The task ::
Your response should contain each line of the data that includes "JSON".

Material provided ::
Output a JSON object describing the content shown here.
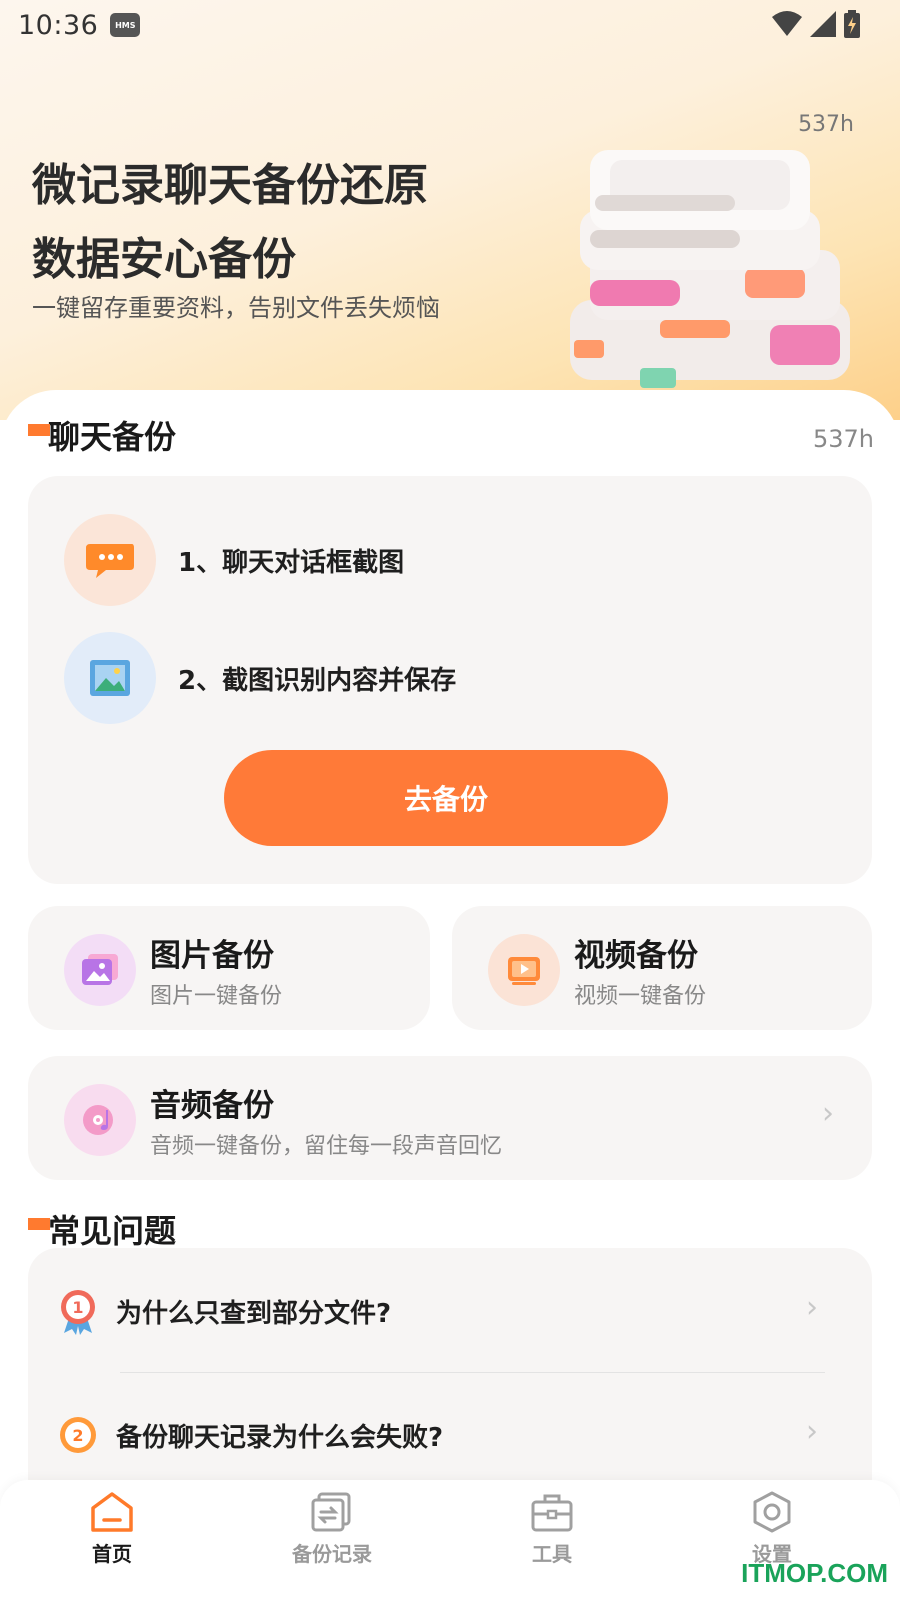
{
  "status_bar": {
    "time": "10:36",
    "badge": "HMS"
  },
  "hero": {
    "usage": "537h",
    "title": "微记录聊天备份还原",
    "title2": "数据安心备份",
    "subtitle": "一键留存重要资料，告别文件丢失烦恼"
  },
  "chat_backup": {
    "title": "聊天备份",
    "usage": "537h",
    "steps": [
      {
        "label": "1、聊天对话框截图",
        "icon": "chat-bubble-icon"
      },
      {
        "label": "2、截图识别内容并保存",
        "icon": "image-scan-icon"
      }
    ],
    "button": "去备份"
  },
  "tiles": {
    "image": {
      "title": "图片备份",
      "subtitle": "图片一键备份",
      "icon": "image-icon"
    },
    "video": {
      "title": "视频备份",
      "subtitle": "视频一键备份",
      "icon": "video-icon"
    },
    "audio": {
      "title": "音频备份",
      "subtitle": "音频一键备份，留住每一段声音回忆",
      "icon": "music-disc-icon"
    }
  },
  "faq": {
    "title": "常见问题",
    "items": [
      {
        "badge": "1",
        "question": "为什么只查到部分文件?"
      },
      {
        "badge": "2",
        "question": "备份聊天记录为什么会失败?"
      }
    ]
  },
  "tabbar": {
    "items": [
      {
        "label": "首页",
        "icon": "home-icon",
        "active": true
      },
      {
        "label": "备份记录",
        "icon": "backup-record-icon",
        "active": false
      },
      {
        "label": "工具",
        "icon": "toolbox-icon",
        "active": false
      },
      {
        "label": "设置",
        "icon": "settings-icon",
        "active": false
      }
    ]
  },
  "watermark": "ITMOP.COM",
  "colors": {
    "accent": "#ff7a38",
    "card_bg": "#f7f5f4",
    "hero_gradient_end": "#fdd08a"
  }
}
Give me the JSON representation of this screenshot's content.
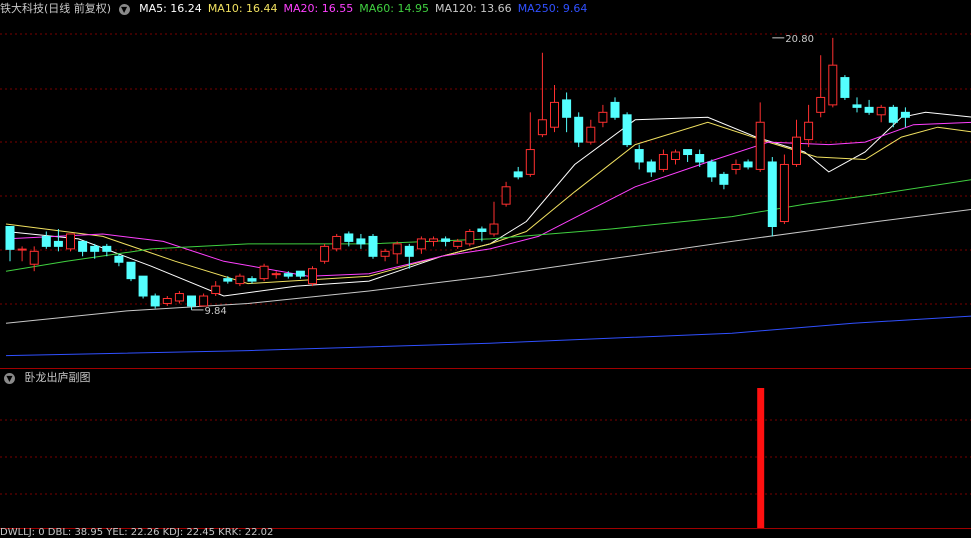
{
  "header": {
    "stock_title": "铁大科技(日线 前复权)",
    "ma": [
      {
        "label": "MA5: ",
        "value": "16.24",
        "color": "#ffffff"
      },
      {
        "label": "MA10: ",
        "value": "16.44",
        "color": "#f0e060"
      },
      {
        "label": "MA20: ",
        "value": "16.55",
        "color": "#ff40ff"
      },
      {
        "label": "MA60: ",
        "value": "14.95",
        "color": "#40d040"
      },
      {
        "label": "MA120: ",
        "value": "13.66",
        "color": "#c8c8c8"
      },
      {
        "label": "MA250: ",
        "value": "9.64",
        "color": "#3050ff"
      }
    ]
  },
  "sub_panel": {
    "title": "卧龙出庐副图",
    "bottom_text": "DWLLJ: 0  DBL: 38.95  YEL: 22.26  KDJ: 22.45  KRK: 22.02"
  },
  "colors": {
    "up": "#ff3030",
    "down": "#54ffff",
    "grid": "#7a0000",
    "signal": "#ff1010"
  },
  "chart_data": {
    "type": "candlestick",
    "price_range": [
      7.5,
      21.6
    ],
    "annotations": [
      {
        "text": "20.80",
        "value": 20.8,
        "bar": 63
      },
      {
        "text": "9.84",
        "value": 9.84,
        "bar": 15
      }
    ],
    "candles": [
      [
        13.2,
        12.28,
        13.2,
        11.8
      ],
      [
        12.28,
        12.29,
        12.4,
        11.8
      ],
      [
        11.68,
        12.2,
        12.4,
        11.4
      ],
      [
        12.8,
        12.4,
        13.0,
        12.3
      ],
      [
        12.6,
        12.4,
        13.1,
        12.2
      ],
      [
        12.3,
        12.9,
        12.9,
        12.2
      ],
      [
        12.6,
        12.2,
        12.6,
        12.0
      ],
      [
        12.4,
        12.2,
        12.5,
        11.9
      ],
      [
        12.4,
        12.2,
        12.5,
        12.0
      ],
      [
        12.0,
        11.76,
        12.1,
        11.6
      ],
      [
        11.76,
        11.1,
        11.76,
        11.0
      ],
      [
        11.2,
        10.4,
        11.2,
        10.3
      ],
      [
        10.4,
        10.0,
        10.5,
        9.9
      ],
      [
        10.1,
        10.3,
        10.4,
        10.0
      ],
      [
        10.2,
        10.5,
        10.6,
        10.1
      ],
      [
        10.4,
        10.0,
        10.4,
        9.84
      ],
      [
        10.0,
        10.4,
        10.5,
        10.0
      ],
      [
        10.5,
        10.8,
        11.0,
        10.4
      ],
      [
        11.1,
        11.0,
        11.2,
        10.9
      ],
      [
        10.9,
        11.2,
        11.3,
        10.8
      ],
      [
        11.1,
        11.0,
        11.2,
        10.9
      ],
      [
        11.1,
        11.6,
        11.7,
        11.0
      ],
      [
        11.3,
        11.3,
        11.4,
        11.1
      ],
      [
        11.3,
        11.2,
        11.4,
        11.1
      ],
      [
        11.4,
        11.2,
        11.4,
        11.1
      ],
      [
        10.9,
        11.5,
        11.6,
        10.8
      ],
      [
        11.8,
        12.4,
        12.5,
        11.7
      ],
      [
        12.3,
        12.8,
        12.9,
        12.2
      ],
      [
        12.9,
        12.6,
        13.0,
        12.4
      ],
      [
        12.7,
        12.5,
        12.9,
        12.3
      ],
      [
        12.8,
        12.0,
        12.9,
        11.9
      ],
      [
        12.0,
        12.2,
        12.3,
        11.8
      ],
      [
        12.1,
        12.5,
        12.6,
        11.7
      ],
      [
        12.4,
        12.0,
        12.5,
        11.5
      ],
      [
        12.3,
        12.7,
        12.8,
        12.1
      ],
      [
        12.6,
        12.7,
        12.8,
        12.4
      ],
      [
        12.7,
        12.6,
        12.8,
        12.4
      ],
      [
        12.4,
        12.6,
        12.7,
        12.3
      ],
      [
        12.5,
        13.0,
        13.1,
        12.4
      ],
      [
        13.1,
        13.0,
        13.2,
        12.6
      ],
      [
        12.9,
        13.3,
        14.2,
        12.8
      ],
      [
        14.1,
        14.8,
        15.0,
        14.0
      ],
      [
        15.4,
        15.2,
        15.6,
        15.1
      ],
      [
        15.3,
        16.3,
        17.8,
        15.2
      ],
      [
        16.9,
        17.5,
        20.2,
        16.8
      ],
      [
        17.2,
        18.2,
        18.9,
        17.0
      ],
      [
        18.3,
        17.6,
        18.6,
        17.0
      ],
      [
        17.6,
        16.6,
        17.8,
        16.4
      ],
      [
        16.6,
        17.2,
        17.5,
        16.5
      ],
      [
        17.4,
        17.8,
        18.1,
        17.2
      ],
      [
        18.2,
        17.6,
        18.4,
        17.5
      ],
      [
        17.7,
        16.5,
        17.8,
        16.4
      ],
      [
        16.3,
        15.8,
        16.5,
        15.5
      ],
      [
        15.8,
        15.4,
        15.9,
        15.2
      ],
      [
        15.5,
        16.1,
        16.3,
        15.4
      ],
      [
        15.9,
        16.2,
        16.3,
        15.7
      ],
      [
        16.3,
        16.1,
        16.3,
        15.8
      ],
      [
        16.1,
        15.8,
        16.3,
        15.6
      ],
      [
        15.8,
        15.2,
        15.9,
        15.0
      ],
      [
        15.3,
        14.9,
        15.4,
        14.7
      ],
      [
        15.5,
        15.7,
        15.9,
        15.3
      ],
      [
        15.8,
        15.6,
        15.9,
        15.5
      ],
      [
        15.5,
        17.4,
        18.2,
        15.4
      ],
      [
        15.8,
        13.2,
        16.0,
        12.8
      ],
      [
        13.4,
        15.7,
        16.1,
        13.3
      ],
      [
        15.7,
        16.8,
        17.5,
        15.6
      ],
      [
        16.7,
        17.4,
        18.1,
        16.4
      ],
      [
        17.8,
        18.4,
        20.1,
        17.6
      ],
      [
        18.1,
        19.7,
        20.8,
        18.0
      ],
      [
        19.2,
        18.4,
        19.3,
        18.3
      ],
      [
        18.1,
        18.0,
        18.4,
        17.8
      ],
      [
        18.0,
        17.8,
        18.3,
        17.7
      ],
      [
        17.7,
        18.0,
        18.1,
        17.4
      ],
      [
        18.0,
        17.4,
        18.1,
        17.2
      ],
      [
        17.8,
        17.6,
        18.0,
        17.2
      ]
    ],
    "moving_averages": [
      {
        "name": "MA5",
        "color": "#ffffff",
        "points": [
          [
            0,
            13.0
          ],
          [
            6,
            12.7
          ],
          [
            12,
            11.6
          ],
          [
            18,
            10.4
          ],
          [
            24,
            10.8
          ],
          [
            30,
            11.0
          ],
          [
            36,
            12.0
          ],
          [
            40,
            12.5
          ],
          [
            43,
            13.4
          ],
          [
            47,
            15.7
          ],
          [
            52,
            17.5
          ],
          [
            58,
            17.6
          ],
          [
            62,
            16.8
          ],
          [
            66,
            16.2
          ],
          [
            68,
            15.4
          ],
          [
            71,
            16.2
          ],
          [
            74,
            17.6
          ],
          [
            76,
            17.8
          ],
          [
            80,
            17.6
          ]
        ]
      },
      {
        "name": "MA10",
        "color": "#f0e060",
        "points": [
          [
            0,
            13.3
          ],
          [
            8,
            12.8
          ],
          [
            14,
            11.8
          ],
          [
            20,
            10.9
          ],
          [
            30,
            11.2
          ],
          [
            36,
            12.0
          ],
          [
            40,
            12.5
          ],
          [
            43,
            13.0
          ],
          [
            47,
            14.6
          ],
          [
            52,
            16.5
          ],
          [
            58,
            17.4
          ],
          [
            63,
            16.6
          ],
          [
            67,
            16.0
          ],
          [
            71,
            15.9
          ],
          [
            74,
            16.8
          ],
          [
            77,
            17.2
          ],
          [
            80,
            17.0
          ]
        ]
      },
      {
        "name": "MA20",
        "color": "#ff40ff",
        "points": [
          [
            0,
            12.7
          ],
          [
            8,
            12.9
          ],
          [
            13,
            12.6
          ],
          [
            18,
            11.8
          ],
          [
            25,
            11.2
          ],
          [
            30,
            11.3
          ],
          [
            36,
            12.0
          ],
          [
            40,
            12.3
          ],
          [
            44,
            12.8
          ],
          [
            48,
            13.8
          ],
          [
            52,
            14.8
          ],
          [
            58,
            15.8
          ],
          [
            63,
            16.6
          ],
          [
            68,
            16.5
          ],
          [
            71,
            16.6
          ],
          [
            75,
            17.3
          ],
          [
            80,
            17.4
          ]
        ]
      },
      {
        "name": "MA60",
        "color": "#40d040",
        "points": [
          [
            0,
            11.4
          ],
          [
            5,
            11.8
          ],
          [
            12,
            12.3
          ],
          [
            20,
            12.5
          ],
          [
            30,
            12.5
          ],
          [
            40,
            12.7
          ],
          [
            50,
            13.1
          ],
          [
            60,
            13.6
          ],
          [
            66,
            14.1
          ],
          [
            72,
            14.5
          ],
          [
            80,
            15.1
          ]
        ]
      },
      {
        "name": "MA120",
        "color": "#c8c8c8",
        "points": [
          [
            0,
            9.3
          ],
          [
            10,
            9.8
          ],
          [
            20,
            10.1
          ],
          [
            30,
            10.6
          ],
          [
            40,
            11.2
          ],
          [
            50,
            11.9
          ],
          [
            60,
            12.6
          ],
          [
            66,
            13.0
          ],
          [
            72,
            13.4
          ],
          [
            80,
            13.9
          ]
        ]
      },
      {
        "name": "MA250",
        "color": "#3050ff",
        "points": [
          [
            0,
            8.0
          ],
          [
            20,
            8.2
          ],
          [
            40,
            8.5
          ],
          [
            60,
            8.9
          ],
          [
            70,
            9.3
          ],
          [
            80,
            9.6
          ]
        ]
      }
    ],
    "signal": {
      "bar": 62,
      "level": 1.0
    }
  }
}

Response area ::
Output a JSON object describing the content shown here.
Give me the JSON representation of this screenshot's content.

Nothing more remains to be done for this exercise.